Plot Turn 1: The village becomes troubled by evil dreams (paragraph 2). There we go. Don’t hold off too long on the plot turn.
Pinch 1: The magician can’t defeat them with his best spell. (There’s actually a brief try-fail cycle here, by a minor character, the magician, who doesn’t reappear later, and the protagonist isn’t even introduced until it’s over.) The protagonist doesn’t have to do everything.
This sequence also does a lot to establish both the tone and the world: there is magic, there’s a culture that crosses various kinds of landscape containing camels, elephants and whales, even a village magician commands great power. Make the minor details work to establish world and tone.
Midpoint: Leothric steps up and volunteers to go and defeat the dragon-crocodile Tharagavverug in order to get the sword Sacnoth, so that he can defeat the sender of evil dreams. We have a sub-quest. Arguably, the whole sub-quest, in which he must demonstrate tenacity and courage and therefore his worthiness for the main quest, is part of the midpoint. The points can be extended sequences, not just moments; the midpoint is a demonstration of fitness to be the hero, not just a decision.

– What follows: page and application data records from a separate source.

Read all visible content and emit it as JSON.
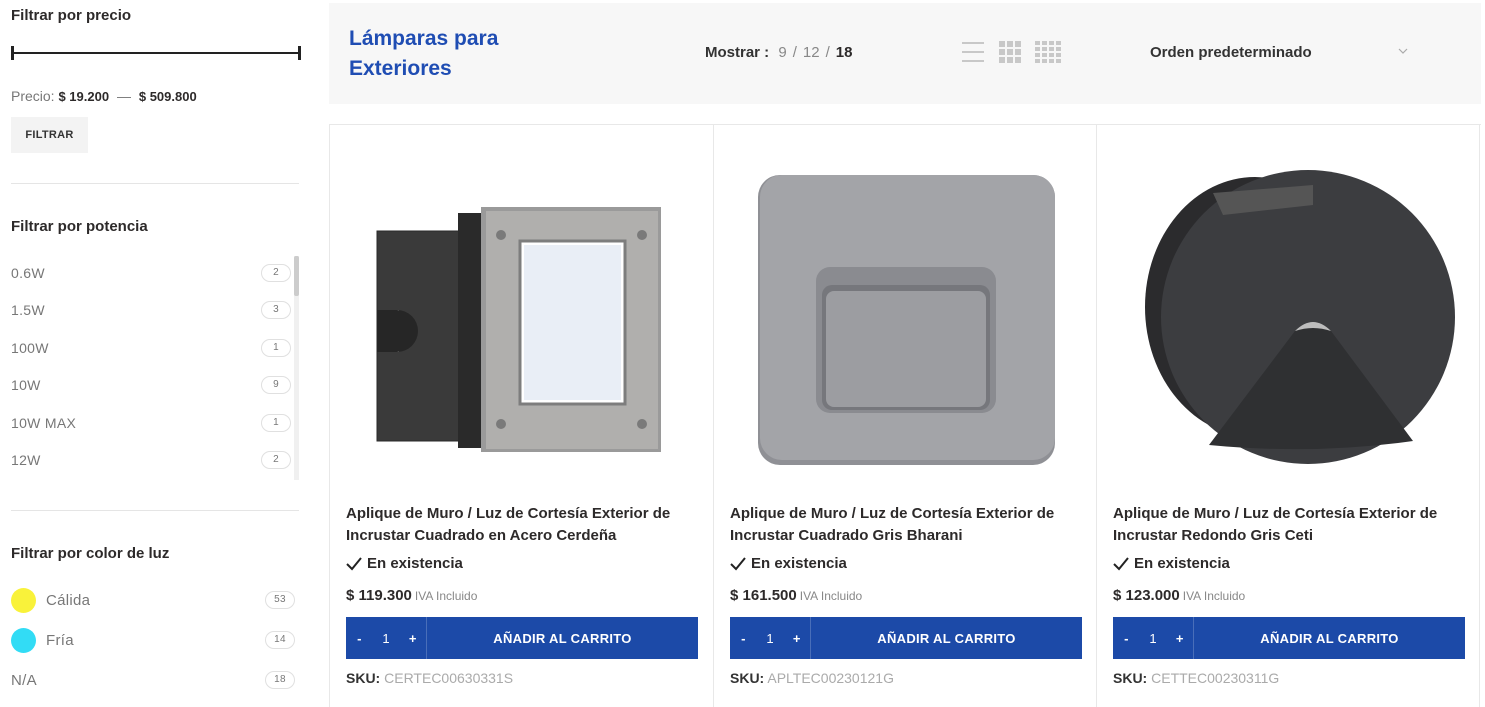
{
  "sidebar": {
    "price_filter": {
      "title": "Filtrar por precio",
      "price_label": "Precio:",
      "min": "$ 19.200",
      "dash": "—",
      "max": "$ 509.800",
      "button": "FILTRAR"
    },
    "power_filter": {
      "title": "Filtrar por potencia",
      "items": [
        {
          "label": "0.6W",
          "count": "2"
        },
        {
          "label": "1.5W",
          "count": "3"
        },
        {
          "label": "100W",
          "count": "1"
        },
        {
          "label": "10W",
          "count": "9"
        },
        {
          "label": "10W MAX",
          "count": "1"
        },
        {
          "label": "12W",
          "count": "2"
        }
      ]
    },
    "color_filter": {
      "title": "Filtrar por color de luz",
      "items": [
        {
          "label": "Cálida",
          "count": "53",
          "swatch": "#f9f23a"
        },
        {
          "label": "Fría",
          "count": "14",
          "swatch": "#32dcf5"
        },
        {
          "label": "N/A",
          "count": "18"
        }
      ]
    }
  },
  "toolbar": {
    "category_title": "Lámparas para Exteriores",
    "show_label": "Mostrar :",
    "show_options": [
      "9",
      "12",
      "18"
    ],
    "show_selected": "18",
    "view_icons": [
      "list-view-icon",
      "grid-3-view-icon",
      "grid-4-view-icon"
    ],
    "order_label": "Orden predeterminado"
  },
  "products": [
    {
      "name": "Aplique de Muro / Luz de Cortesía Exterior de Incrustar Cuadrado en Acero Cerdeña",
      "stock": "En existencia",
      "price": "$ 119.300",
      "tax_note": "IVA Incluido",
      "qty": "1",
      "add_label": "AÑADIR AL CARRITO",
      "sku_label": "SKU:",
      "sku": "CERTEC00630331S",
      "image": "square-steel-wall-light"
    },
    {
      "name": "Aplique de Muro / Luz de Cortesía Exterior de Incrustar Cuadrado Gris Bharani",
      "stock": "En existencia",
      "price": "$ 161.500",
      "tax_note": "IVA Incluido",
      "qty": "1",
      "add_label": "AÑADIR AL CARRITO",
      "sku_label": "SKU:",
      "sku": "APLTEC00230121G",
      "image": "square-grey-wall-light"
    },
    {
      "name": "Aplique de Muro / Luz de Cortesía Exterior de Incrustar Redondo Gris Ceti",
      "stock": "En existencia",
      "price": "$ 123.000",
      "tax_note": "IVA Incluido",
      "qty": "1",
      "add_label": "AÑADIR AL CARRITO",
      "sku_label": "SKU:",
      "sku": "CETTEC00230311G",
      "image": "round-grey-wall-light"
    }
  ],
  "colors": {
    "accent": "#1f4db3",
    "cart_button": "#1c4aa8",
    "toolbar_bg": "#f7f7f7"
  }
}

Pinch 2: Leothric fights his way into the Fortress Unvanquishable, Save for Sacnoth. This is a kind of try-fail cycle, the kind that looks like success. He keeps achieving tasks (break down the door; scare off the camel-riders; get past the spider; pass through the hall of princes and queens; resist the temptation of the dream-women; cross the abyss; fight the dragon; fight the other, more dangerous dragon), but none of them are the task he wants to achieve: fighting and defeating Gaznak. In his talks on the Seven Points, Dan Wells alludes to the example of The Princess Bride, where the Man in Black’s contests with Inigo, Fezzik and the Sicilian, and the encounters in the Fire Swamp, are “try-fail” cycles. He wins, he progresses, but he doesn’t yet achieve his ultimate objective: to escape to his ship with Buttercup. Try-fail cycles can involve the protagonist winning.
Leothric doesn’t have any serious trouble with any of these obstacles, yet the story remains interesting, because they’re so beautifully described and everything is so evocative. This is similar to Dunsany’s models, the Arthurian quests (Gawain and the Green Knight, for example, which also gets echoed later with the detachable head). Success against opposition, even easy success, doesn’t have to be boring, as long as the opposition is interesting and the success isn’t instantaneous.

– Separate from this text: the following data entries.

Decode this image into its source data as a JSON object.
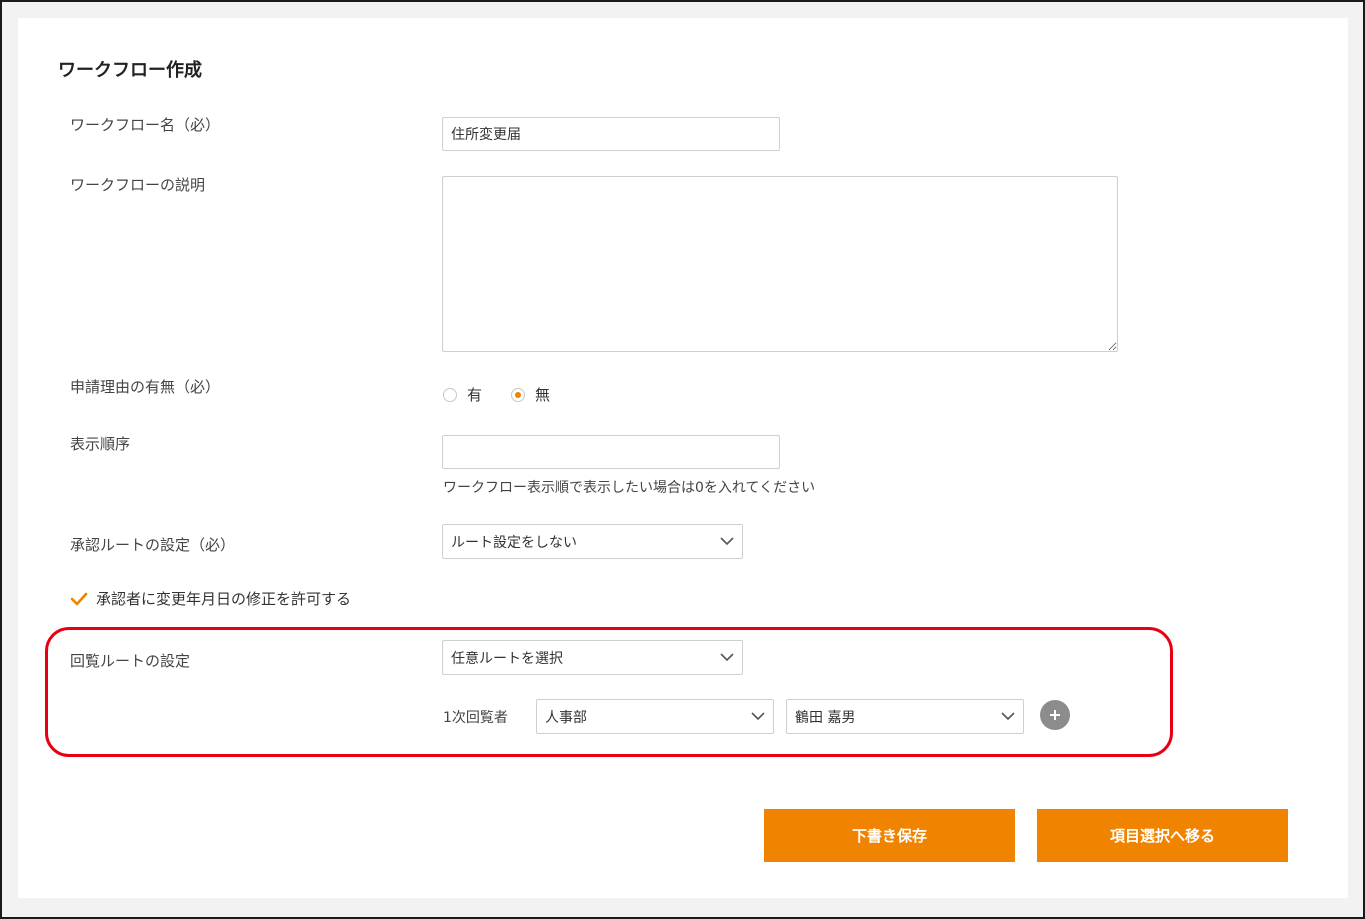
{
  "page": {
    "title": "ワークフロー作成"
  },
  "form": {
    "name_label": "ワークフロー名（必）",
    "name_value": "住所変更届",
    "description_label": "ワークフローの説明",
    "description_value": "",
    "reason_label": "申請理由の有無（必）",
    "reason_options": [
      {
        "label": "有",
        "selected": false
      },
      {
        "label": "無",
        "selected": true
      }
    ],
    "order_label": "表示順序",
    "order_value": "",
    "order_hint": "ワークフロー表示順で表示したい場合は0を入れてください",
    "approval_route_label": "承認ルートの設定（必）",
    "approval_route_value": "ルート設定をしない",
    "allow_date_edit_label": "承認者に変更年月日の修正を許可する",
    "allow_date_edit_checked": true,
    "circulation_route_label": "回覧ルートの設定",
    "circulation_route_value": "任意ルートを選択",
    "reviewer_label": "1次回覧者",
    "reviewer_department": "人事部",
    "reviewer_person": "鶴田 嘉男"
  },
  "buttons": {
    "save_draft": "下書き保存",
    "next": "項目選択へ移る"
  },
  "colors": {
    "accent": "#f08300",
    "highlight_border": "#e60012"
  },
  "icons": {
    "dropdown": "chevron-down-icon",
    "add": "plus-icon",
    "check": "check-icon"
  }
}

Plot turn 2: Leothric finally confronts Gaznak, and just when it looks like he will lose (because Gaznak’s sword can destroy Leothric’s armour, but not vice versa, and Gaznak’s detachable head trick prevents Leothric from beheading him), he figures out that Gaznak has another point of vulnerability: his wrist. This has been set up in advance, so it doesn’t feel like it comes out of nowhere, and in exploiting it he adds intelligence to his already-demonstrated virtues of courage and tenacity. Set up the solution, even if only half a dozen paragraphs before. Have the hero snatch victory from the jaws of defeat. It’s never too late to have the hero show another quality that’s consistent with his character.
Resolution: The evil dissipates, Leothric returns home and the village is again at peace. Return to status quo ante is an acceptable resolution; the hero has changed, but the world may be back to how it was.
After the resolution comes the little twisty doubty thing in the last four paragraphs. If anything, this makes the story more of a legend, claims for it the status of a traditional tale rather than a newly-made-up story, as well as raising the epistemological question of what is true, what is real, and how we know. Those are questions academics ask more often than ordinary people, and perhaps they were preoccupations of earlier generations more than our own. It’s not necessarily something to imitate, but I think it works for this story.
So there’s my analysis. Now I need to write my story. I have a story in progress, but I’m not sure that the lessons I’ve learned here are directly applicable to it, so I may need to start another.